For one Connecticut manufacturer of close-tolerance, precision-stamped and coiled metal parts, an eight-year journey to provide its customers with higher precision parts from progressive tools has reached a happy ending. In-house CNC machining has allowed it to stamp parts at a very low cost, and then machine crucial features into them.
In just a few short years, the company jumped from one used machining center to 12 new centers, including some highly automated centers with the potential to reduce cut times by nearly one-third, while maintaining tolerance and finish requirements.
What differentiates the Farmington, Connecticut-based Connecticut Spring & Stamping (CSS)’s approach from traditional machining suppliers is that stamping and then machining results in a much lower-cost part than a fully machined part. Also noteworthy is that, by doing all of the processing in house, CSS controls all aspects of the part, from prototyping and development to final production. Designing and building both the progressive tooling for the stamping and the fixtures required for the machining process helps CSS meet the quality requirements of its customers, especially those in the medical device industry.
It all began in 2004, when CSS began to see more customers looking to get higher precision parts off a progressive tool. CSS had decided that CNC machining was the way to go, and began researching and learning all it could about the process. It jumped into the CNC world by purchasing a used Fadal machining center. After engineering and designing its own fixtures, it was off and running.
According to Mike Vanadestine, a CSS self-directed work team leader, “The initial customer for this process, a major firearms manufacturer that needed a machined safety, was very happy with the quality of the parts and remains so to this day.”
He explains that the “one-stop shop” process CSS uses differentiates it from traditional CNC machining suppliers. “We have the in-house engineering personnel who can aid in any redesign or alterations needed to achieve the functional requirements directed by our customers.”

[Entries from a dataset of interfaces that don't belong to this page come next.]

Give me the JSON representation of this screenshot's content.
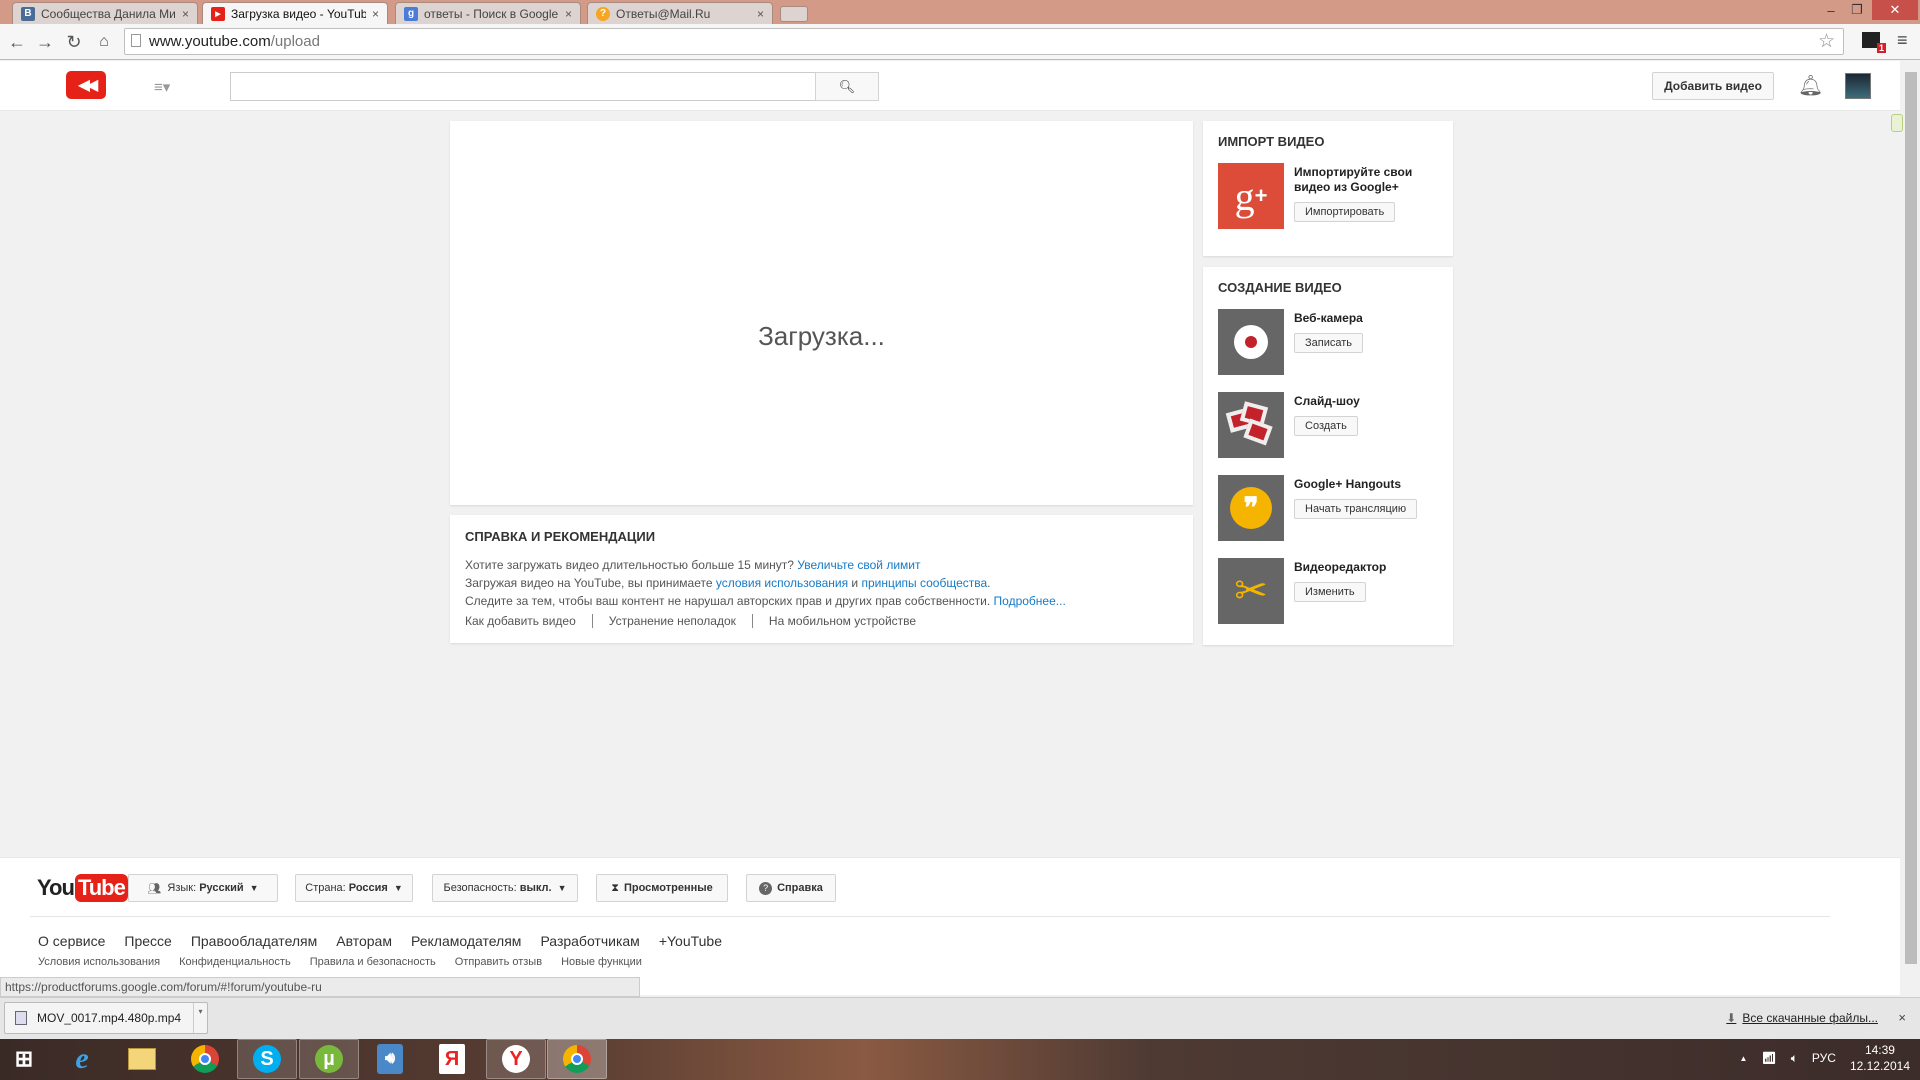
{
  "browser": {
    "tabs": [
      {
        "title": "Сообщества Данила Ми",
        "favicon": "vk-icon",
        "favicon_color": "#4a6d98",
        "favicon_letter": "B"
      },
      {
        "title": "Загрузка видео - YouTub",
        "favicon": "youtube-icon",
        "favicon_color": "#e62117",
        "favicon_letter": "▶",
        "active": true
      },
      {
        "title": "ответы - Поиск в Google",
        "favicon": "google-icon",
        "favicon_color": "#4c7bd9",
        "favicon_letter": "g"
      },
      {
        "title": "Ответы@Mail.Ru",
        "favicon": "mailru-answers-icon",
        "favicon_color": "#f5a623",
        "favicon_letter": "?"
      }
    ],
    "tab_close": "×",
    "url_host": "www.youtube.com",
    "url_path": "/upload",
    "window_controls": {
      "minimize": "–",
      "maximize": "❐",
      "close": "✕"
    },
    "extension_badge": "1"
  },
  "header": {
    "search_placeholder": "",
    "add_video_label": "Добавить видео"
  },
  "upload": {
    "loading_text": "Загрузка..."
  },
  "help": {
    "title": "СПРАВКА И РЕКОМЕНДАЦИИ",
    "line1_text": "Хотите загружать видео длительностью больше 15 минут? ",
    "line1_link": "Увеличьте свой лимит",
    "line2_text": "Загружая видео на YouTube, вы принимаете ",
    "line2_link1": "условия использования",
    "line2_mid": " и ",
    "line2_link2": "принципы сообщества",
    "line2_end": ".",
    "line3_text": "Следите за тем, чтобы ваш контент не нарушал авторских прав и других прав собственности. ",
    "line3_link": "Подробнее...",
    "links": [
      "Как добавить видео",
      "Устранение неполадок",
      "На мобильном устройстве"
    ]
  },
  "import": {
    "title": "ИМПОРТ ВИДЕО",
    "item_text": "Импортируйте свои видео из Google+",
    "button": "Импортировать"
  },
  "create": {
    "title": "СОЗДАНИЕ ВИДЕО",
    "items": [
      {
        "name": "Веб-камера",
        "button": "Записать",
        "icon": "webcam-record-icon"
      },
      {
        "name": "Слайд-шоу",
        "button": "Создать",
        "icon": "slideshow-icon"
      },
      {
        "name": "Google+ Hangouts",
        "button": "Начать трансляцию",
        "icon": "hangouts-icon"
      },
      {
        "name": "Видеоредактор",
        "button": "Изменить",
        "icon": "scissors-icon"
      }
    ]
  },
  "footer": {
    "logo_you": "You",
    "logo_tube": "Tube",
    "language_label": "Язык:",
    "language_value": "Русский",
    "country_label": "Страна:",
    "country_value": "Россия",
    "safety_label": "Безопасность:",
    "safety_value": "выкл.",
    "history": "Просмотренные",
    "help": "Справка",
    "links_primary": [
      "О сервисе",
      "Прессе",
      "Правообладателям",
      "Авторам",
      "Рекламодателям",
      "Разработчикам",
      "+YouTube"
    ],
    "links_secondary": [
      "Условия использования",
      "Конфиденциальность",
      "Правила и безопасность",
      "Отправить отзыв",
      "Новые функции"
    ]
  },
  "status_url": "https://productforums.google.com/forum/#!forum/youtube-ru",
  "downloads": {
    "file": "MOV_0017.mp4.480p.mp4",
    "all_files": "Все скачанные файлы...",
    "close": "×"
  },
  "taskbar": {
    "apps": [
      "windows-start",
      "internet-explorer",
      "file-explorer",
      "chrome",
      "skype",
      "utorrent",
      "audio-player",
      "yandex",
      "yandex-browser",
      "chrome-active"
    ],
    "language": "РУС",
    "time": "14:39",
    "date": "12.12.2014"
  }
}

This gives CSS an advantage because the customer needs to partner with only one vendor. “We are able to take a stamped part and then machine critical features, and this can be done at a considerably lower cost than having to machine the complete component,” says Vanadestine.
As the word spread that CSS could machine stamped parts, the company began to get requests from other customers looking for the same accuracy and finish that the CNC machines were producing, so it started looking at additional machines to keep up with the demand.
In 2009, the stakes were raised higher, as CSS found its new medical customers were looking for even tighter tolerances than had been achieved before.
Robert Allen, CSS director of engineering for tooling and metal form, notes that the company was no longer looking at holding ±0.003 tolerances, but instead was asked to hold tolerances of ±0.0005. To achieve these close tolerances would require a very accurate CNC machine, and after doing a great deal of research, CSS settled on the Hyundai Kia VX400.
“These machines are significantly more accurate than our first machines and are able to hold tight tolerances all day, every day,” says Allen. “We have also taken on a five-axis machining job using a rotary table and all the machine’s capabilities.”
For example, CSS recently worked with a medical device company that had been purchasing one of its parts as a completely machined tube, but wanted to explore the possibility of moving to a stamped part with machined features. The project is tricky, since the tube has important features that had to be duplicated in a stamped part. A pin has to smoothly ride on a surface to create the torque necessary to grab flesh. Also, there could be no bumps or ridges that might cause the tube to skip or the surgeon to feel tension. Finally, a coined feature was needed where wires could be attached that made the instrument head articulate.
CSS engineers successfully moved toward changing to a stamped part, finishing the critical features using the CNC machining process. The result is a savings of about $6 per part, a great result for the customer, which manufactures about 100,000 of the parts per year.
After CSS gained experience in CNC machining, it realized it was extremely time-consuming to load parts in the fixtures, and the loading process was increasing cycle times. So in 2011, the company kicked its machining abilities up another notch by purchasing two Hyundai Kia VX380TD machines, which use a rotary-type table to shuttle parts in and out of the work zone.
The operator will no longer be taking fixtures in and out; instead, everything is mounted directly to the machine base and is shuttled in. These new machines have the potential of cutting 25 to 30 percent off the company’s current cut times, all the while maintaining tolerance and finish requirements.
But CSS isn’t stopping there. “We are currently expanding our CNC department and capabilities with the addition of the Hyundai Kia VX380TD machines,” says Allen. “We will have 12 vertical machining centers and are also making room for additional machines as we continue to grow this very technical aspect of our business.”